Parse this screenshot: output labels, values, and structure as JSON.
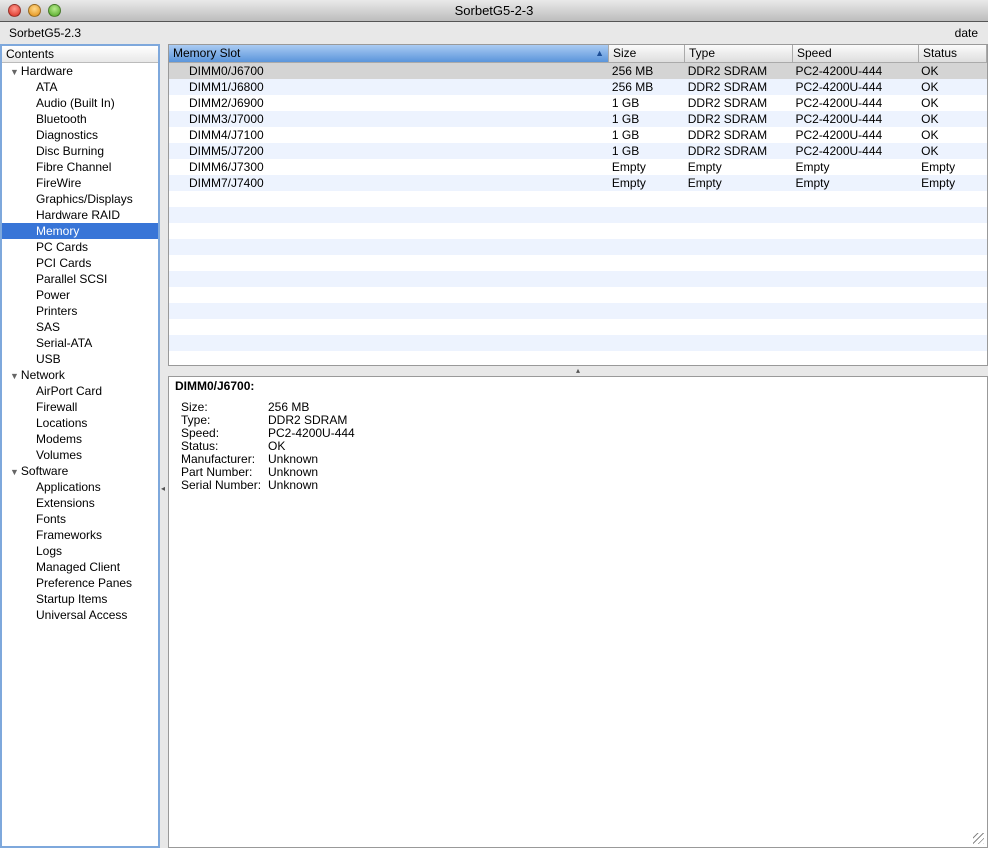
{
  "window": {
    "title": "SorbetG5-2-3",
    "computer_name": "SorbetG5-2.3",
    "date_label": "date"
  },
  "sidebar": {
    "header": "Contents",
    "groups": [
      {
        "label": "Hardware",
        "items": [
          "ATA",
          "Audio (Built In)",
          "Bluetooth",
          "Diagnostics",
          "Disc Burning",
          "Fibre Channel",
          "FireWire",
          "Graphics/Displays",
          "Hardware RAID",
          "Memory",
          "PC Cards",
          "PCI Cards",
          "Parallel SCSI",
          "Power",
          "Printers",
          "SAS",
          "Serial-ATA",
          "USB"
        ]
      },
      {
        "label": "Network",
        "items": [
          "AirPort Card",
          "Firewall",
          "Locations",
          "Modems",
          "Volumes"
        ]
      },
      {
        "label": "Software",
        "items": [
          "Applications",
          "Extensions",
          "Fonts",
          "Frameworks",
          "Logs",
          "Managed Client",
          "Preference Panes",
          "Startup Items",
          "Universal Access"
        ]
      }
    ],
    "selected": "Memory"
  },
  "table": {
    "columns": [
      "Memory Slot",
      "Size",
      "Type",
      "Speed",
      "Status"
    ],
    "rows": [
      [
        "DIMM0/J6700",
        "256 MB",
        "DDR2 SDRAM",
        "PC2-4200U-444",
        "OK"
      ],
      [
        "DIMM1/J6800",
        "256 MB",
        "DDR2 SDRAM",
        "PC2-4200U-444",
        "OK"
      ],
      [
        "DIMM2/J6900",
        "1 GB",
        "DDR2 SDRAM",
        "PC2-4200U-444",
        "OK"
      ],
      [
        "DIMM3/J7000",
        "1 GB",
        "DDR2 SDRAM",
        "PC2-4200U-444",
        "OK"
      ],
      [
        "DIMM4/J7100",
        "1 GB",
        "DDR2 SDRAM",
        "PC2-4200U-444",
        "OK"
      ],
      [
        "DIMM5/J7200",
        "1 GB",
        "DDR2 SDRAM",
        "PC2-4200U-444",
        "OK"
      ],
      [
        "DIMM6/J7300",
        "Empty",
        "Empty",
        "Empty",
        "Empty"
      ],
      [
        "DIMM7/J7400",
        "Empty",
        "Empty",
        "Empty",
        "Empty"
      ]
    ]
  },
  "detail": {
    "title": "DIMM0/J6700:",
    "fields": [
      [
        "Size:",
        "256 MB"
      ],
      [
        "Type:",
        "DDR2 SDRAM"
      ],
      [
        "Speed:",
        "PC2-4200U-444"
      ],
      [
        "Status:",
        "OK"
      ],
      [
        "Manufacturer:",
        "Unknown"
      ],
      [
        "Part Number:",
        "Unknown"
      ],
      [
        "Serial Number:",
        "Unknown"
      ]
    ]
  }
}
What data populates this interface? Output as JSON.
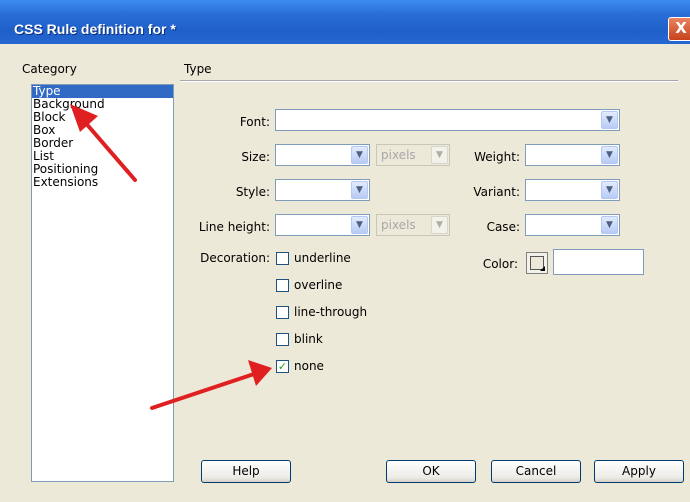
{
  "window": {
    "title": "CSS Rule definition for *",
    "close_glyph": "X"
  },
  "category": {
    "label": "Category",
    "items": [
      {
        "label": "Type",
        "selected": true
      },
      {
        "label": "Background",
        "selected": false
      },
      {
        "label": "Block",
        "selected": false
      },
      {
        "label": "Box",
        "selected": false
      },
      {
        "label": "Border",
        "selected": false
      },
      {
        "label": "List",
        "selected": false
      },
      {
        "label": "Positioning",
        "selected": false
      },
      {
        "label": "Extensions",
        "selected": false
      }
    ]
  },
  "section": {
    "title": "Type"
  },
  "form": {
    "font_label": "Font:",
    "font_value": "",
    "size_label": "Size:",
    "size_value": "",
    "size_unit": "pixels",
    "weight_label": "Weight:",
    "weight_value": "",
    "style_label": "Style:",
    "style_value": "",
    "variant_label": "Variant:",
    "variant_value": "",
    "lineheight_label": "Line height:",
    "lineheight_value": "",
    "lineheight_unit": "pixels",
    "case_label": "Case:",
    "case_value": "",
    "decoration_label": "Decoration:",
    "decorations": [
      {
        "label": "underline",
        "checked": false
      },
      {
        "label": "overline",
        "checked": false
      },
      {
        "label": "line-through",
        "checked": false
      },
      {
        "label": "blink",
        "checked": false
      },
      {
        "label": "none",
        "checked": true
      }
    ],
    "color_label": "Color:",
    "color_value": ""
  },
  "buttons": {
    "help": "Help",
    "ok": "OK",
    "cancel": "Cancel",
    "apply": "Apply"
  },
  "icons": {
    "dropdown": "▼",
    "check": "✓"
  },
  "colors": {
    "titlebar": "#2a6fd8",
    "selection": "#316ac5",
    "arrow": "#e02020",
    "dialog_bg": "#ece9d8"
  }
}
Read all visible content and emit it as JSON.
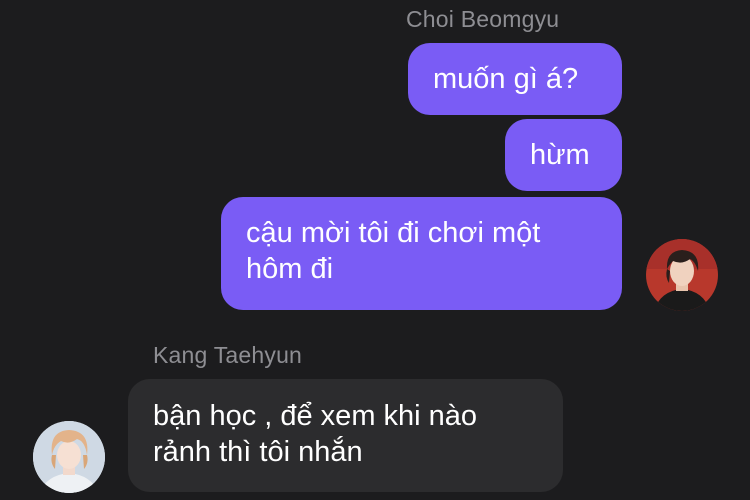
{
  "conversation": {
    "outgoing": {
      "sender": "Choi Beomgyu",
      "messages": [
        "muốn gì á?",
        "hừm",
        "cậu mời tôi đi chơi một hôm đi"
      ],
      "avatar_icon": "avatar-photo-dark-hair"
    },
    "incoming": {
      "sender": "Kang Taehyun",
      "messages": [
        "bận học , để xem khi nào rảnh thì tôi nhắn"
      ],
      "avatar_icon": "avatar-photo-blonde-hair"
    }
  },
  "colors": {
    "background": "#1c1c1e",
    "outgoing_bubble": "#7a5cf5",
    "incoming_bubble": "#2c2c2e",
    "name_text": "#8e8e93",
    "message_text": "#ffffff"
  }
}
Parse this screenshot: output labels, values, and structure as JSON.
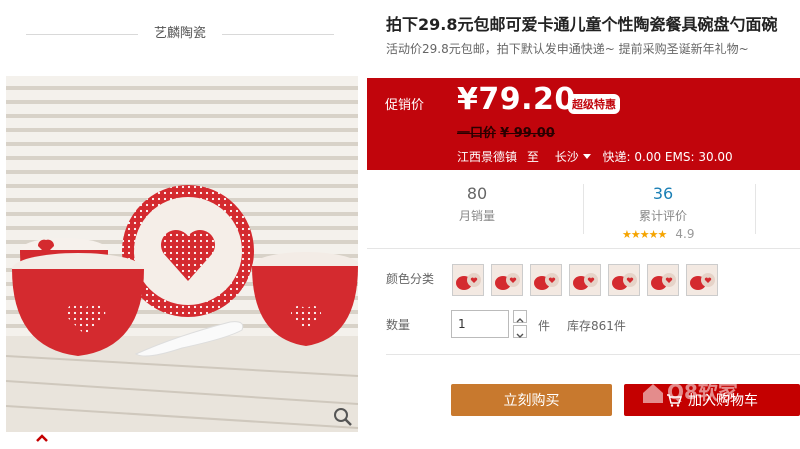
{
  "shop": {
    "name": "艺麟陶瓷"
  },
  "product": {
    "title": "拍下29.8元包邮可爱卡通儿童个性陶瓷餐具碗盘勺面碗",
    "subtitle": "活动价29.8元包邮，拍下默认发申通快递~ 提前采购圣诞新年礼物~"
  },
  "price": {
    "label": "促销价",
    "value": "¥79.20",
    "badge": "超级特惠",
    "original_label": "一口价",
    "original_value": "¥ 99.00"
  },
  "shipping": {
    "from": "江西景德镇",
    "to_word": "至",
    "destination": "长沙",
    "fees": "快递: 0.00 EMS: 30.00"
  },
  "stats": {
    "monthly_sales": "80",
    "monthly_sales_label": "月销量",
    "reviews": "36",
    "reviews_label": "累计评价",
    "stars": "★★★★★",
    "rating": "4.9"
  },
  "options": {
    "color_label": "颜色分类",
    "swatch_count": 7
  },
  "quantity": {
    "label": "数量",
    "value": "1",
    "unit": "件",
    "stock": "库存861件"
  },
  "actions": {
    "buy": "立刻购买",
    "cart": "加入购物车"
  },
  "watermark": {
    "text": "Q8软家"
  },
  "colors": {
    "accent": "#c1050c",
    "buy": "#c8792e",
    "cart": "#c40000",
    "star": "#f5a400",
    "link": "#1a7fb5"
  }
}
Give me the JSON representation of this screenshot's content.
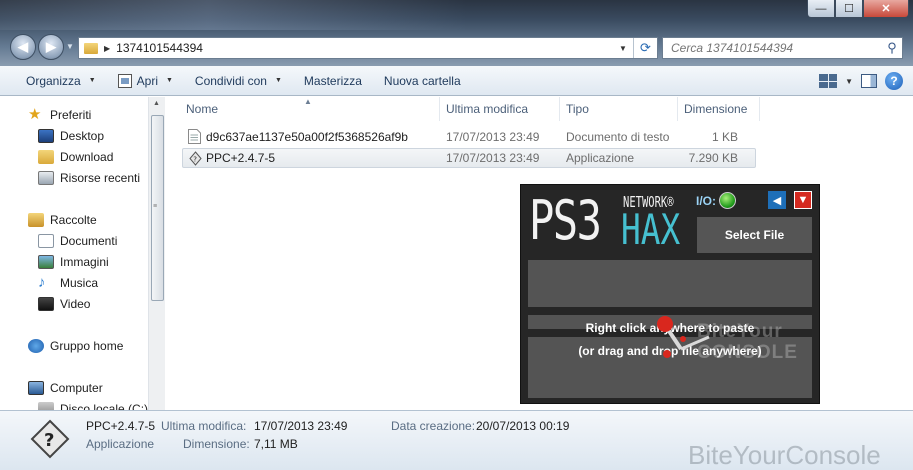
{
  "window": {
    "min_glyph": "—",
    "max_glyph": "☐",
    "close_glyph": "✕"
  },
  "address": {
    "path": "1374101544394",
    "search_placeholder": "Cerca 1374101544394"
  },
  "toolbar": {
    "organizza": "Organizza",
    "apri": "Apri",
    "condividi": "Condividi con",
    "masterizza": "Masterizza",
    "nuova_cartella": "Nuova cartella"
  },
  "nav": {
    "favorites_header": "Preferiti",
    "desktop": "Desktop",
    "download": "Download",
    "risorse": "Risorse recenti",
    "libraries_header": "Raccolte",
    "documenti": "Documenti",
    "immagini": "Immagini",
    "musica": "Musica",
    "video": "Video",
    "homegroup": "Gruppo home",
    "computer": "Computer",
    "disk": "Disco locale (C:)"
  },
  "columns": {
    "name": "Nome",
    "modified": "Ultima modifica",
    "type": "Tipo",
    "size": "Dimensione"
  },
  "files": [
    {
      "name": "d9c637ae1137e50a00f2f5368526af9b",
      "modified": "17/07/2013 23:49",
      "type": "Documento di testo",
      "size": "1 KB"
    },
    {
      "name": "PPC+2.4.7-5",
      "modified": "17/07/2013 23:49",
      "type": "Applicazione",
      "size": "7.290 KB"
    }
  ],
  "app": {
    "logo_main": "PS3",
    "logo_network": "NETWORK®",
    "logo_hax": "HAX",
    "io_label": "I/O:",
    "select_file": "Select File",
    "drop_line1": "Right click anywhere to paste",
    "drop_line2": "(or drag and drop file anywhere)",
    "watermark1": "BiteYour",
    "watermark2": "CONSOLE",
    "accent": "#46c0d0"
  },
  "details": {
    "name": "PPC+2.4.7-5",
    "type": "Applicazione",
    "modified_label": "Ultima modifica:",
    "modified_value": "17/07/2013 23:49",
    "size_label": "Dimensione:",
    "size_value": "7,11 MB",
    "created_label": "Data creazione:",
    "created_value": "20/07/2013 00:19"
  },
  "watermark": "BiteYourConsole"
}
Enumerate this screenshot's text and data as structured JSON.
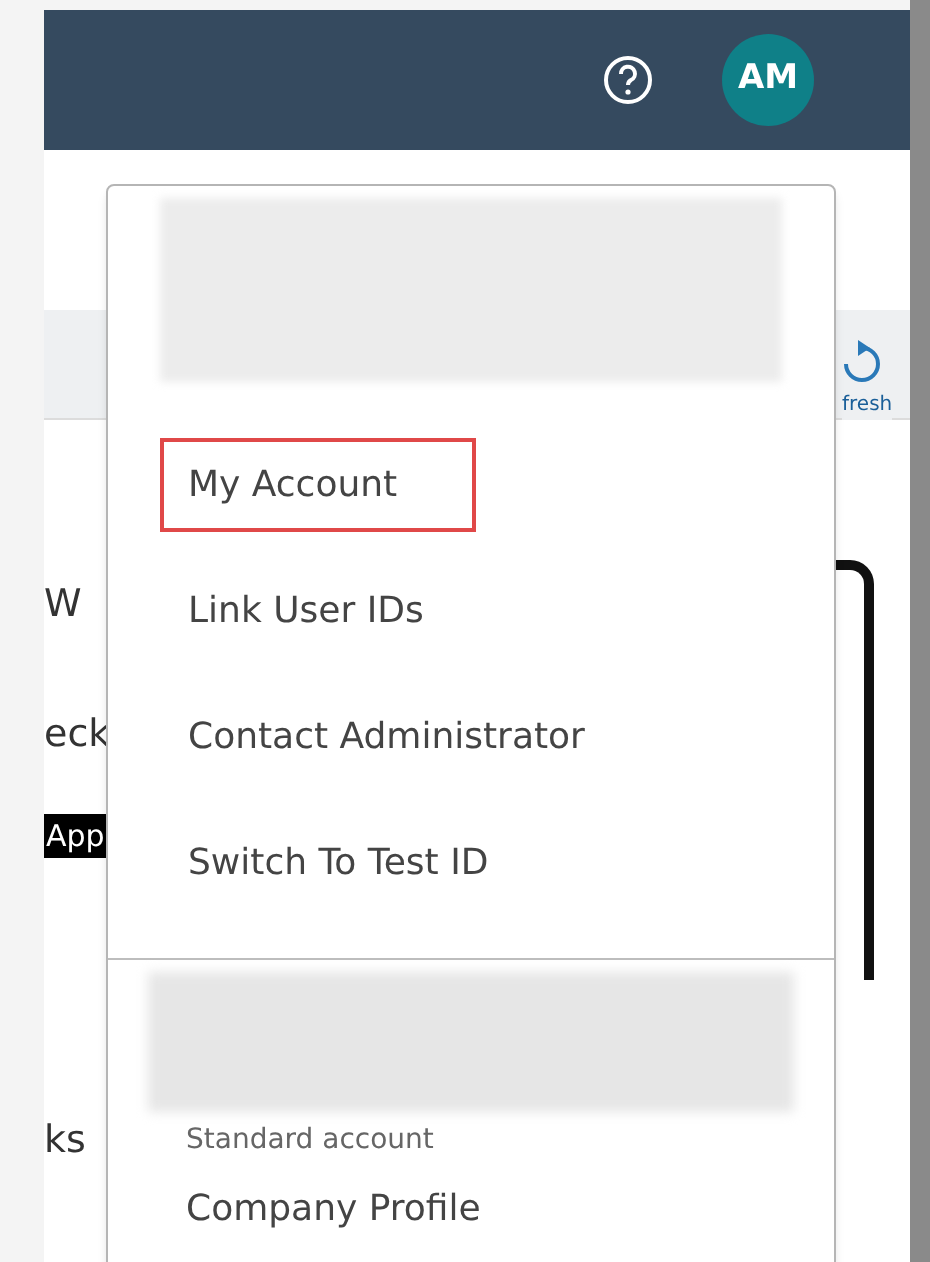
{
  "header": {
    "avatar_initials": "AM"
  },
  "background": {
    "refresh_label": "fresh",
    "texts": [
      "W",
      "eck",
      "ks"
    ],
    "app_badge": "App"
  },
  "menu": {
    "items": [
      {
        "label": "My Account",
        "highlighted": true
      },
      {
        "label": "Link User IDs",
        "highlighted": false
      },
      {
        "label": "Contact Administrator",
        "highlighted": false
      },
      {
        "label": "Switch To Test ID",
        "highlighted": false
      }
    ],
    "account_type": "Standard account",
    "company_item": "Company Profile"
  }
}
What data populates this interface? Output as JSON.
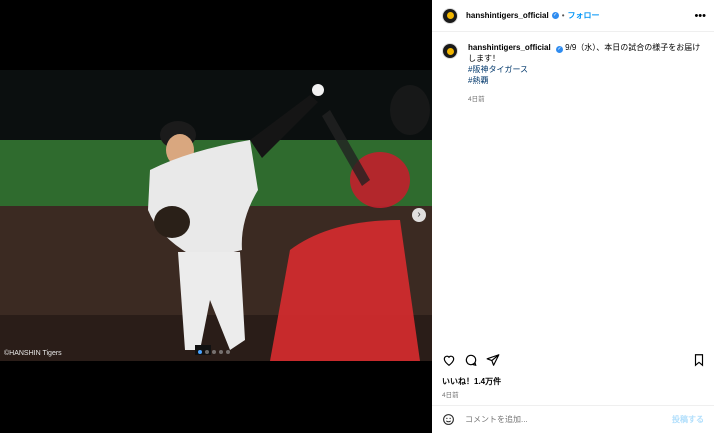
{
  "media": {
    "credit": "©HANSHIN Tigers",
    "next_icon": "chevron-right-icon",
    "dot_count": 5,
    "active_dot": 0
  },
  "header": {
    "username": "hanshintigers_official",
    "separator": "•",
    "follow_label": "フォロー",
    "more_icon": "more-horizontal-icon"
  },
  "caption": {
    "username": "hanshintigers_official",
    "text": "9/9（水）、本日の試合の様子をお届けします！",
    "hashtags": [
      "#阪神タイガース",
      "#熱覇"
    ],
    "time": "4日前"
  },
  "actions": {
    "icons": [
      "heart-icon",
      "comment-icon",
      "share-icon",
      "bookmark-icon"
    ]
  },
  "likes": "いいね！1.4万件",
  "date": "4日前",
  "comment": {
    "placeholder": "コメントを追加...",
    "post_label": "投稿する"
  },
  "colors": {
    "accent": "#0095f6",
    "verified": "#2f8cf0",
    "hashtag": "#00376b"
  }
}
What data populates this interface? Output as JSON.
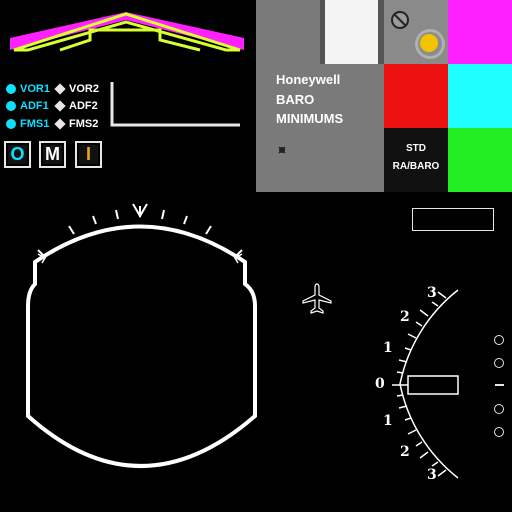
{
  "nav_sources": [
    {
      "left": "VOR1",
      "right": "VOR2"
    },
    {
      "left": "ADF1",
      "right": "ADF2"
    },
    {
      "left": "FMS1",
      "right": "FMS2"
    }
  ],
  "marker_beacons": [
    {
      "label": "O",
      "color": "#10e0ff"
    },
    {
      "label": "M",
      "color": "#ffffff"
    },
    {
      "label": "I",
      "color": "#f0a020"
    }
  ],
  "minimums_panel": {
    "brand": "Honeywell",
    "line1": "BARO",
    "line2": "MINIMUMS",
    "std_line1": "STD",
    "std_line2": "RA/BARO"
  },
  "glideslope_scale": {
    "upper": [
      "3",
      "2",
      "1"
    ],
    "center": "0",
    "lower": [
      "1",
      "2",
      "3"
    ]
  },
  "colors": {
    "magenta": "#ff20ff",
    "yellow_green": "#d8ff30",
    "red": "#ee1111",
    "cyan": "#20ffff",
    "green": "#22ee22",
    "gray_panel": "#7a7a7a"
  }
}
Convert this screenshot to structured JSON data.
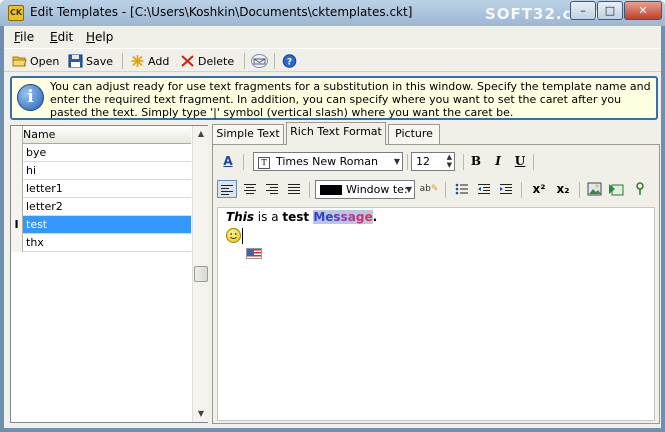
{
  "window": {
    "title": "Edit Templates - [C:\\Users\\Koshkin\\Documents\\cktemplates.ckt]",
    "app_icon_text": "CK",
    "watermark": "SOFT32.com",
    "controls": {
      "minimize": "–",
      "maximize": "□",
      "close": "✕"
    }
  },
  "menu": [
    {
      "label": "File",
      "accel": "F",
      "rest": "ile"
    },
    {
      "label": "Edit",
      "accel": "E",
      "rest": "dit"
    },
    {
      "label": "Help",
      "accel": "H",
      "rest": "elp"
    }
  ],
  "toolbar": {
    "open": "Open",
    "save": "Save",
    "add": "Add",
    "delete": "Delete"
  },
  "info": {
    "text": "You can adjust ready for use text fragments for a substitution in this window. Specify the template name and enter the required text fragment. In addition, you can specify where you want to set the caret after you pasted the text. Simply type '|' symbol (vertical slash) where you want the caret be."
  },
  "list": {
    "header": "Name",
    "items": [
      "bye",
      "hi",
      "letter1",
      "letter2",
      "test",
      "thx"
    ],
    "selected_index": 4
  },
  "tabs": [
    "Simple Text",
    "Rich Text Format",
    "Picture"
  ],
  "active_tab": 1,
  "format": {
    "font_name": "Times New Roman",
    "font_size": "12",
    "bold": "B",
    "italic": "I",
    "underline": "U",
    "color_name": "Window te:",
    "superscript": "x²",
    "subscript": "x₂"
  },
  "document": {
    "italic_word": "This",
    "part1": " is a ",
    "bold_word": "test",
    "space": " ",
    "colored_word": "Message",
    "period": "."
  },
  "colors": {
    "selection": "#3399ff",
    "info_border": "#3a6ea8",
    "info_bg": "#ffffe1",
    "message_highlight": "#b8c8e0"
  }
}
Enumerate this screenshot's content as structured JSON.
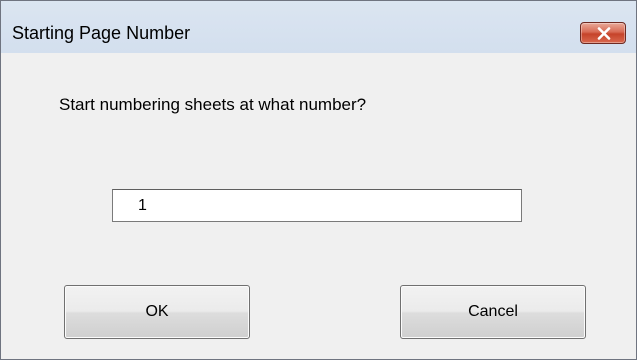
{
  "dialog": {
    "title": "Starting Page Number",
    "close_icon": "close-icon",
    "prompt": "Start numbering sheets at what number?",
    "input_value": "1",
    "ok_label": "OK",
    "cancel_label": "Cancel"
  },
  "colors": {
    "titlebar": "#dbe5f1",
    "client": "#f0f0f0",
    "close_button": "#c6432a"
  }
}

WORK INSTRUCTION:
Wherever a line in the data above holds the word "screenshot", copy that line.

SOLUTION TO THE EXERCISE:
Parse this screenshot: output labels, values, and structure as JSON.
Parse this screenshot: output labels, values, and structure as JSON.
Give me the JSON representation of this screenshot's content.
Enumerate this screenshot's text and data as structured JSON.
Convert this screenshot to structured JSON data.
Enumerate this screenshot's content as structured JSON.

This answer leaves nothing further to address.